Self-publishing authors are doing everything that traditional publishers once did: writing, editing, and designing and formatting books. These tasks require authors to be more tech aware than ever before.
Tech tools can help with tasks once handled by traditional publishers. Below, I’ll share with you the three tech tools that I use for my self-publishing workflow.
Criteria for Choosing Tools
These are my criteria for choosing the tools I’ll use…
A tool must
- have the right features for the task
- make a task more efficient
- be inexpensive, from a cost-per-use standpoint
- not take too much time to learn (there is only so much time for steep learning curves when you’re a jack-of-all-trades)
- have adequate support in the way of tutorials, videos, guides, forums, or someone to answer questions, if necessary
The tools I describe below meet all of these criteria.
Sure, it’d be wonderful if one tool could do it all, but I haven’t found that tool (let me know if you have). No tool is designed to do everything, and using some tools for editing, for example, is akin to using a spoon to dig a hole to plant a tree. The smartest thing you can do is choose the best tool for the job.
These three tools are the best tools for the jobs I do…
For writing book-length works, I haven’t found a tool that beats Scrivener. Scrivener shines in the way it allows writers to arrange and manipulate sections of a book. If you’re a plotter, panster or tweener, you can begin writing your book from the beginning or middle because you can arrange your book’s sections with ease later.
Scrivener will let you store your book alongside research notes and pictures, and it has nifty colour coded labels that can help you to indicate your progress on a section of writing. You can also set word count targets, which can help you reach your daily or weekly writing goals.
This handy Scrivener cheat sheet will get you started.
While Scrivener has track changes and comments features, it isn’t my favourite tool for editing my writing. As a professional editor, I know that there are ways to automate editing tasks, which helps with efficiency, but more importantly, helps me to catch errors I’d otherwise miss.
Microsoft Word / WPS Writer

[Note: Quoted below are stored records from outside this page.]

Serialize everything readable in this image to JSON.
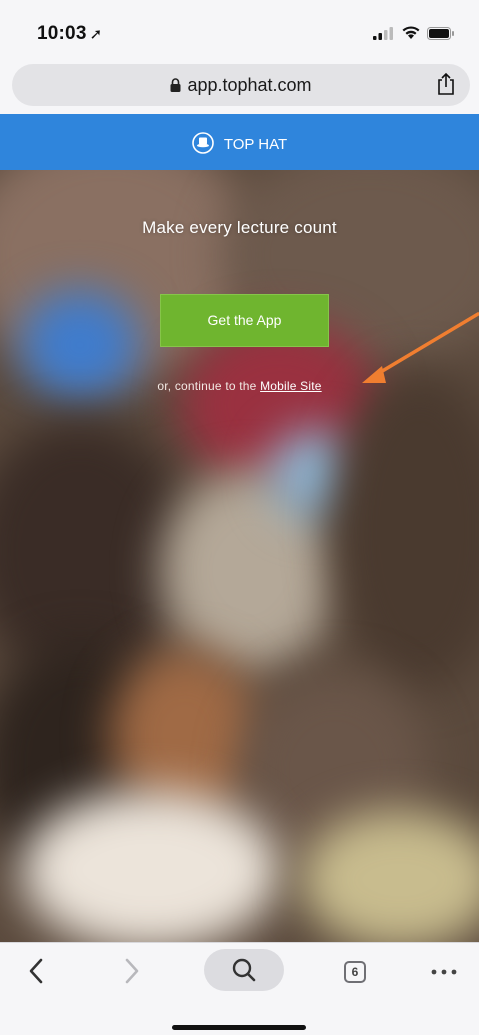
{
  "status_bar": {
    "time": "10:03",
    "location_glyph": "➚",
    "icons": [
      "signal-icon",
      "wifi-icon",
      "battery-icon"
    ]
  },
  "browser": {
    "url": "app.tophat.com",
    "icons": [
      "lock-icon",
      "share-icon"
    ]
  },
  "header": {
    "brand": "TOP HAT",
    "icon": "top-hat-logo-icon",
    "color": "#2f85dc"
  },
  "hero": {
    "title": "Make every lecture count",
    "get_app_label": "Get the App",
    "continue_prefix": "or, continue to the ",
    "mobile_site_link": "Mobile Site",
    "button_color": "#6fb52f",
    "annotation_arrow_color": "#f07e30"
  },
  "toolbar": {
    "tab_count": "6",
    "icons": [
      "back-icon",
      "forward-icon",
      "search-icon",
      "tabs-icon",
      "more-icon"
    ]
  }
}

My tool of choice for automated editing tasks is Microsoft Word. Most professional editors use Word for editing, and with good reason. If Word isn’t in your budget, try WPS Writer(part of the WPS Office suite). The free version mirrors many of Word’s powerful features. Upgrading to the Pro version ($60) will allow you to run macros—tiny programs that automate hours-long editing tasks with a few clicks. If you can cut and paste, you can learn to use a macro. This free 20-Minute Macro Course will teach you how.

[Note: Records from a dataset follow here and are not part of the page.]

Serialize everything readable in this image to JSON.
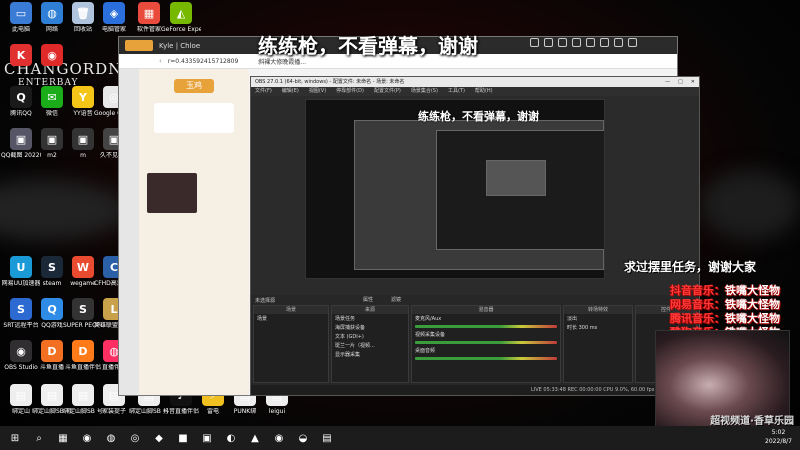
{
  "desktop": {
    "icons_col1": [
      {
        "label": "此电脑",
        "color": "#3a7bd5",
        "glyph": "▭"
      },
      {
        "label": "",
        "color": "#e03030",
        "glyph": "K"
      },
      {
        "label": "腾讯QQ",
        "color": "#1a1a1a",
        "glyph": "Q"
      },
      {
        "label": "QQ截图 20220802...",
        "color": "#556",
        "glyph": "▣"
      },
      {
        "label": "",
        "color": "#222",
        "glyph": ""
      },
      {
        "label": "",
        "color": "#222",
        "glyph": ""
      },
      {
        "label": "网易UU加速器",
        "color": "#1a9bd7",
        "glyph": "U"
      },
      {
        "label": "SRT远程平台",
        "color": "#2c6ad2",
        "glyph": "S"
      },
      {
        "label": "OBS Studio",
        "color": "#302e31",
        "glyph": "◉"
      },
      {
        "label": "绑定山",
        "color": "#eee",
        "glyph": "▤"
      }
    ],
    "icons_col2": [
      {
        "label": "网络",
        "color": "#2f7fd6",
        "glyph": "◍"
      },
      {
        "label": "",
        "color": "#e02a2a",
        "glyph": "◉"
      },
      {
        "label": "微信",
        "color": "#1aad19",
        "glyph": "✉"
      },
      {
        "label": "m2",
        "color": "#333",
        "glyph": "▣"
      },
      {
        "label": "",
        "color": "#222",
        "glyph": ""
      },
      {
        "label": "",
        "color": "#222",
        "glyph": ""
      },
      {
        "label": "steam",
        "color": "#1b2838",
        "glyph": "S"
      },
      {
        "label": "QQ游戏",
        "color": "#2e8be6",
        "glyph": "Q"
      },
      {
        "label": "斗鱼直播",
        "color": "#f36f21",
        "glyph": "D"
      },
      {
        "label": "绑定山脚SB 号 1",
        "color": "#eee",
        "glyph": "▤"
      }
    ],
    "icons_col3": [
      {
        "label": "回收站",
        "color": "#b0c4de",
        "glyph": "🗑"
      },
      {
        "label": "",
        "color": "#e8e8e8",
        "glyph": ""
      },
      {
        "label": "YY语音",
        "color": "#f5c518",
        "glyph": "Y"
      },
      {
        "label": "m",
        "color": "#333",
        "glyph": "▣"
      },
      {
        "label": "",
        "color": "#222",
        "glyph": ""
      },
      {
        "label": "",
        "color": "#222",
        "glyph": ""
      },
      {
        "label": "wegame",
        "color": "#e84b2f",
        "glyph": "W"
      },
      {
        "label": "SUPER PEOPLE CBT",
        "color": "#333",
        "glyph": "S"
      },
      {
        "label": "斗鱼直播伴侣",
        "color": "#ff7b1a",
        "glyph": "D"
      },
      {
        "label": "绑定山脚SB 号 2",
        "color": "#eee",
        "glyph": "▤"
      }
    ],
    "icons_col4": [
      {
        "label": "电脑管家",
        "color": "#2a6fdb",
        "glyph": "◈"
      },
      {
        "label": "",
        "color": "#ddd",
        "glyph": ""
      },
      {
        "label": "Google Chrome",
        "color": "#e8e8e8",
        "glyph": "◎"
      },
      {
        "label": "久不见: 自",
        "color": "#444",
        "glyph": "▣"
      },
      {
        "label": "",
        "color": "#222",
        "glyph": ""
      },
      {
        "label": "",
        "color": "#222",
        "glyph": ""
      },
      {
        "label": "CFHD高清 竞技大区",
        "color": "#2b5fa8",
        "glyph": "C"
      },
      {
        "label": "英雄联盟 WeGame版",
        "color": "#c9a14a",
        "glyph": "L"
      },
      {
        "label": "直播伴侣",
        "color": "#ff2f64",
        "glyph": "◍"
      },
      {
        "label": "家装提子",
        "color": "#eee",
        "glyph": "▤"
      }
    ],
    "icons_extra": [
      {
        "label": "软件管家",
        "color": "#e94b3c",
        "glyph": "▦"
      },
      {
        "label": "GeForce Experience",
        "color": "#76b900",
        "glyph": "◭"
      },
      {
        "label": "绑定山脚SB 号 4",
        "color": "#eee",
        "glyph": "▤"
      },
      {
        "label": "抖音直播伴侣",
        "color": "#111",
        "glyph": "♪"
      },
      {
        "label": "雷电",
        "color": "#f0c020",
        "glyph": "⚡"
      },
      {
        "label": "PUNK绑",
        "color": "#eee",
        "glyph": "▤"
      },
      {
        "label": "leigui",
        "color": "#eee",
        "glyph": "▤"
      }
    ],
    "logo_line1": "CHANGORDN",
    "logo_line2": "ENTERBAY"
  },
  "banner_text": "练练枪，不看弹幕，谢谢",
  "browser": {
    "tab_text": "Kyle | Chloe",
    "url": "r=0.433592415712809",
    "page_title": "斜裸大修晚霞播...",
    "content_brand": "玉鸡"
  },
  "obs": {
    "window_title": "OBS 27.0.1 (64-bit, windows) - 配置文件: 未命名 - 场景: 未命名",
    "menu": [
      "文件(F)",
      "编辑(E)",
      "视图(V)",
      "停靠部件(D)",
      "配置文件(P)",
      "场景集合(S)",
      "工具(T)",
      "帮助(H)"
    ],
    "preview_banner": "练练枪，不看弹幕，谢谢",
    "dock_label": "未选择源",
    "props_button": "属性",
    "filters_button": "滤镜",
    "scenes_header": "场景",
    "scenes": [
      "场景"
    ],
    "sources_header": "来源",
    "sources": [
      "场景任务",
      "海屏捕获设备",
      "文本 (GDI+)",
      "斑兰一片（视频...",
      "显示器采集"
    ],
    "mixer_header": "混音器",
    "mixer": [
      {
        "name": "麦克风/Aux",
        "db": "0.0 dB"
      },
      {
        "name": "视频采集设备",
        "db": "0.0 dB"
      },
      {
        "name": "桌面音频",
        "db": "0.0 dB"
      }
    ],
    "transitions_header": "转场特效",
    "transition": "淡出",
    "duration_label": "时长",
    "duration": "300 ms",
    "controls_header": "控件",
    "status": "LIVE 05:33:48   REC 00:00:00   CPU 9.0%, 60.00 fps"
  },
  "overlay": {
    "thanks": "求过摆里任务，谢谢大家",
    "music_lines": [
      {
        "label": "抖音音乐：",
        "value": "铁嘴大怪物"
      },
      {
        "label": "网易音乐：",
        "value": "铁嘴大怪物"
      },
      {
        "label": "腾讯音乐：",
        "value": "铁嘴大怪物"
      },
      {
        "label": "酷狗音乐：",
        "value": "铁嘴大怪物"
      }
    ],
    "cam_text": "超视频道·香草乐园"
  },
  "taskbar": {
    "time": "5:02",
    "date": "2022/8/7",
    "apps": [
      "⊞",
      "⌕",
      "▦",
      "◉",
      "◍",
      "◎",
      "◆",
      "■",
      "▣",
      "◐",
      "▲",
      "◉",
      "◒",
      "▤"
    ]
  }
}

For the record: while I do everything to make my writing as polished as it can be, I know that I’m not the best person to copyedit my own writing. I have my editor do that. If you hire a copyeditor, your copyeditor will most likely work in Word (and if she doesn’t, and she charges by the hour, you may pay more for editing than you should).
After the editing stage, you’ll likely format your book for e-reading devices. Word is notoriously finicky for formatting ebooks, and Scrivener creates ebook files with unsightly gaps between words. So, while you can format ebooks with Scrivener or Word, they aren’t the best tools for the job.

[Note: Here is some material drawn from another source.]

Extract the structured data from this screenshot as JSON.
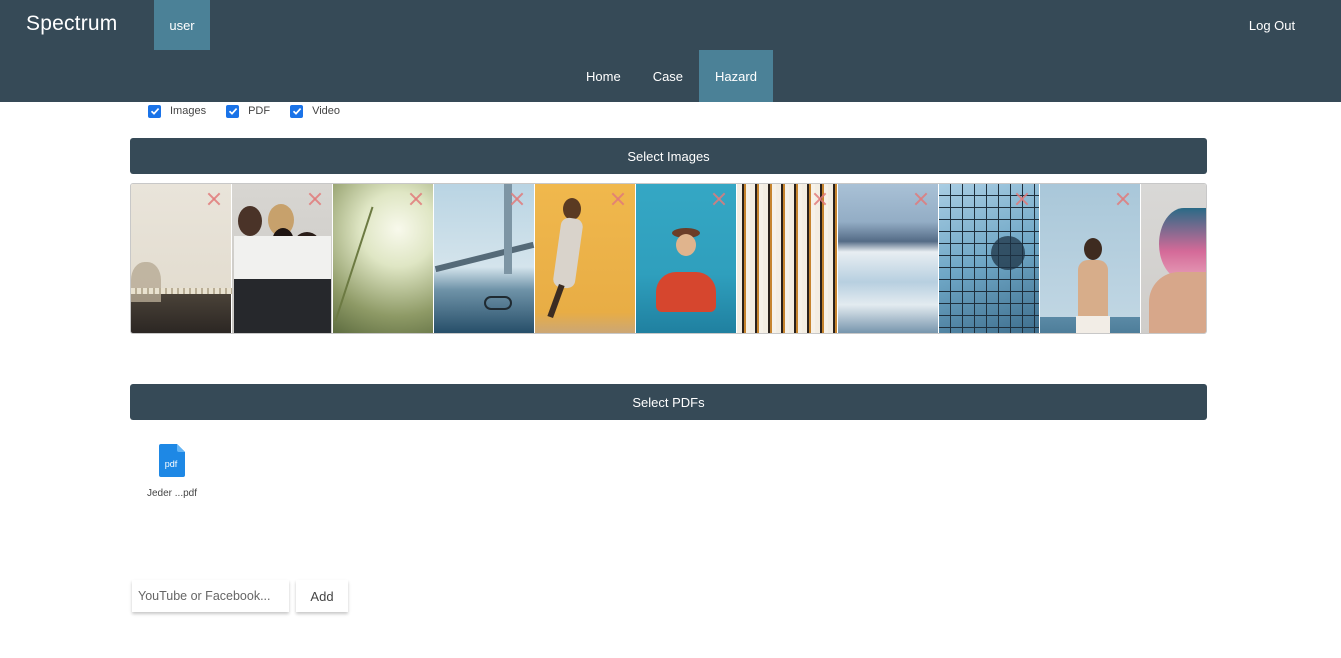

To format ebooks, I prefer Jutoh for a more reliable outcome. You can export an edited Word document into Jutoh easily, and if you’ve had the foresight to style your paragraphs and headings in Word, those styles will transfer, too. Jutoh will then create an epub or a mobi.
Having the right tools for the right tasks will help you produce better books, faster. While the tools I recommend aren’t the only tools to get the job done, they are the best tools I’ve found to date.
Image by Hubert Figuière